Task brief -> Your answer must be the records below, printed exactly.

Data for review ->
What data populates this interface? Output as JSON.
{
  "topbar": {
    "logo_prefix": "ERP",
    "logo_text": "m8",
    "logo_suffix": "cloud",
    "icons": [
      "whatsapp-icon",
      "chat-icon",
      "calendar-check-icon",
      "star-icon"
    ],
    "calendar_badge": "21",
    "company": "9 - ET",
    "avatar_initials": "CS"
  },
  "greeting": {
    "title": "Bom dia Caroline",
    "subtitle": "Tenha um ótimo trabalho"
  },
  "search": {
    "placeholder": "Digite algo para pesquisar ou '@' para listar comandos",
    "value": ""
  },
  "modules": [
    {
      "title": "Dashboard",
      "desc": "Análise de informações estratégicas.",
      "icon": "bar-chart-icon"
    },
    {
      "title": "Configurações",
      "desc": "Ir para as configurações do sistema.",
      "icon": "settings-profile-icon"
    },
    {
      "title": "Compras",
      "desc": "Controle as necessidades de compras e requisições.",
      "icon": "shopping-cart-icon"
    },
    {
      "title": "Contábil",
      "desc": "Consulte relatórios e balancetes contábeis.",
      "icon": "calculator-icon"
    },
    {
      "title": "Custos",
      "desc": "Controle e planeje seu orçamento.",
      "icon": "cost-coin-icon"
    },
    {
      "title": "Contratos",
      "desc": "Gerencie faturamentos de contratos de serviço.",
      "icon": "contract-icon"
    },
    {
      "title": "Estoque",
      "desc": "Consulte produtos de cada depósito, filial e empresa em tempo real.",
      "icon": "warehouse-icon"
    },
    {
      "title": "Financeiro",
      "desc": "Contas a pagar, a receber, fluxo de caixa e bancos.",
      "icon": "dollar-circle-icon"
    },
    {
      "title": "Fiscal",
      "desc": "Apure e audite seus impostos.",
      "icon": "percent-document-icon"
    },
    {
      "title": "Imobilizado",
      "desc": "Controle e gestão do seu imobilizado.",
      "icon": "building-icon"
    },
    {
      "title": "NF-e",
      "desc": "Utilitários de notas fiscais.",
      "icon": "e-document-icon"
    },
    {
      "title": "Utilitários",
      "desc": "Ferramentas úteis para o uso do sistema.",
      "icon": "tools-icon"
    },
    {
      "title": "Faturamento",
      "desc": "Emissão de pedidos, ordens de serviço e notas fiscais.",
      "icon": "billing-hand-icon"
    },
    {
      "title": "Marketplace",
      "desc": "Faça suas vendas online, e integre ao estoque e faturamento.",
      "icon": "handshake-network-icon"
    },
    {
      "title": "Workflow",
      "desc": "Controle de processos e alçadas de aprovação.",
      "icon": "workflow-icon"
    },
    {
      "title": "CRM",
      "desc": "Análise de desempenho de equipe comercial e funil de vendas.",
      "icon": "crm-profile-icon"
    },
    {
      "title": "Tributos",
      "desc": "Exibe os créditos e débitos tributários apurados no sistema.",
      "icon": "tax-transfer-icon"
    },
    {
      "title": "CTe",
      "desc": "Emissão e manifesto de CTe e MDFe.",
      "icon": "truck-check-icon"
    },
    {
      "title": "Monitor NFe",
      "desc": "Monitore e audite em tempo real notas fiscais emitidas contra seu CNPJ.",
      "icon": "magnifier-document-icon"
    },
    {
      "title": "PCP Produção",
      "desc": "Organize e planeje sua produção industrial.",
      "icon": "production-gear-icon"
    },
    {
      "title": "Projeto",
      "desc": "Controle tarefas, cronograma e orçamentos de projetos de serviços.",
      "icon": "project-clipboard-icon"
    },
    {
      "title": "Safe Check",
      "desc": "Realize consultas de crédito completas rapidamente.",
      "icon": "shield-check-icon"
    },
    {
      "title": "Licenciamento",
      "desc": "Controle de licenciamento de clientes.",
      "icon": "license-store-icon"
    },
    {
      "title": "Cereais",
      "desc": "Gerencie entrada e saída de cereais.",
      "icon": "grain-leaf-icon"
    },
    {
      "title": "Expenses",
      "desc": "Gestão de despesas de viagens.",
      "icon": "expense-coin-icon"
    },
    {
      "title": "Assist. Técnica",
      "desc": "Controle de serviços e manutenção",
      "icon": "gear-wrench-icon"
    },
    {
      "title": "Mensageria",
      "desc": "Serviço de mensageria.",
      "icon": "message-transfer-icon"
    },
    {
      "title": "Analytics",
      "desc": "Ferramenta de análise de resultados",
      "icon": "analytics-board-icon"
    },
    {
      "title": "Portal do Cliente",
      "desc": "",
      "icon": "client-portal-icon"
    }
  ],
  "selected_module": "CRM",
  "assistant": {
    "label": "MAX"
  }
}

Task result ->
What data populates this interface? Output as JSON.
{
  "topbar": {
    "logo_prefix": "ERP",
    "logo_text": "m8",
    "logo_suffix": "cloud",
    "icons": [
      "whatsapp-icon",
      "chat-icon",
      "calendar-check-icon",
      "star-icon"
    ],
    "calendar_badge": "21",
    "company": "9 - ET",
    "avatar_initials": "CS"
  },
  "greeting": {
    "title": "Bom dia Caroline",
    "subtitle": "Tenha um ótimo trabalho"
  },
  "search": {
    "placeholder": "Digite algo para pesquisar ou '@' para listar comandos",
    "value": ""
  },
  "modules": [
    {
      "title": "Dashboard",
      "desc": "Análise de informações estratégicas.",
      "icon": "bar-chart-icon"
    },
    {
      "title": "Configurações",
      "desc": "Ir para as configurações do sistema.",
      "icon": "settings-profile-icon"
    },
    {
      "title": "Compras",
      "desc": "Controle as necessidades de compras e requisições.",
      "icon": "shopping-cart-icon"
    },
    {
      "title": "Contábil",
      "desc": "Consulte relatórios e balancetes contábeis.",
      "icon": "calculator-icon"
    },
    {
      "title": "Custos",
      "desc": "Controle e planeje seu orçamento.",
      "icon": "cost-coin-icon"
    },
    {
      "title": "Contratos",
      "desc": "Gerencie faturamentos de contratos de serviço.",
      "icon": "contract-icon"
    },
    {
      "title": "Estoque",
      "desc": "Consulte produtos de cada depósito, filial e empresa em tempo real.",
      "icon": "warehouse-icon"
    },
    {
      "title": "Financeiro",
      "desc": "Contas a pagar, a receber, fluxo de caixa e bancos.",
      "icon": "dollar-circle-icon"
    },
    {
      "title": "Fiscal",
      "desc": "Apure e audite seus impostos.",
      "icon": "percent-document-icon"
    },
    {
      "title": "Imobilizado",
      "desc": "Controle e gestão do seu imobilizado.",
      "icon": "building-icon"
    },
    {
      "title": "NF-e",
      "desc": "Utilitários de notas fiscais.",
      "icon": "e-document-icon"
    },
    {
      "title": "Utilitários",
      "desc": "Ferramentas úteis para o uso do sistema.",
      "icon": "tools-icon"
    },
    {
      "title": "Faturamento",
      "desc": "Emissão de pedidos, ordens de serviço e notas fiscais.",
      "icon": "billing-hand-icon"
    },
    {
      "title": "Marketplace",
      "desc": "Faça suas vendas online, e integre ao estoque e faturamento.",
      "icon": "handshake-network-icon"
    },
    {
      "title": "Workflow",
      "desc": "Controle de processos e alçadas de aprovação.",
      "icon": "workflow-icon"
    },
    {
      "title": "CRM",
      "desc": "Análise de desempenho de equipe comercial e funil de vendas.",
      "icon": "crm-profile-icon"
    },
    {
      "title": "Tributos",
      "desc": "Exibe os créditos e débitos tributários apurados no sistema.",
      "icon": "tax-transfer-icon"
    },
    {
      "title": "CTe",
      "desc": "Emissão e manifesto de CTe e MDFe.",
      "icon": "truck-check-icon"
    },
    {
      "title": "Monitor NFe",
      "desc": "Monitore e audite em tempo real notas fiscais emitidas contra seu CNPJ.",
      "icon": "magnifier-document-icon"
    },
    {
      "title": "PCP Produção",
      "desc": "Organize e planeje sua produção industrial.",
      "icon": "production-gear-icon"
    },
    {
      "title": "Projeto",
      "desc": "Controle tarefas, cronograma e orçamentos de projetos de serviços.",
      "icon": "project-clipboard-icon"
    },
    {
      "title": "Safe Check",
      "desc": "Realize consultas de crédito completas rapidamente.",
      "icon": "shield-check-icon"
    },
    {
      "title": "Licenciamento",
      "desc": "Controle de licenciamento de clientes.",
      "icon": "license-store-icon"
    },
    {
      "title": "Cereais",
      "desc": "Gerencie entrada e saída de cereais.",
      "icon": "grain-leaf-icon"
    },
    {
      "title": "Expenses",
      "desc": "Gestão de despesas de viagens.",
      "icon": "expense-coin-icon"
    },
    {
      "title": "Assist. Técnica",
      "desc": "Controle de serviços e manutenção",
      "icon": "gear-wrench-icon"
    },
    {
      "title": "Mensageria",
      "desc": "Serviço de mensageria.",
      "icon": "message-transfer-icon"
    },
    {
      "title": "Analytics",
      "desc": "Ferramenta de análise de resultados",
      "icon": "analytics-board-icon"
    },
    {
      "title": "Portal do Cliente",
      "desc": "",
      "icon": "client-portal-icon"
    }
  ],
  "selected_module": "CRM",
  "assistant": {
    "label": "MAX"
  }
}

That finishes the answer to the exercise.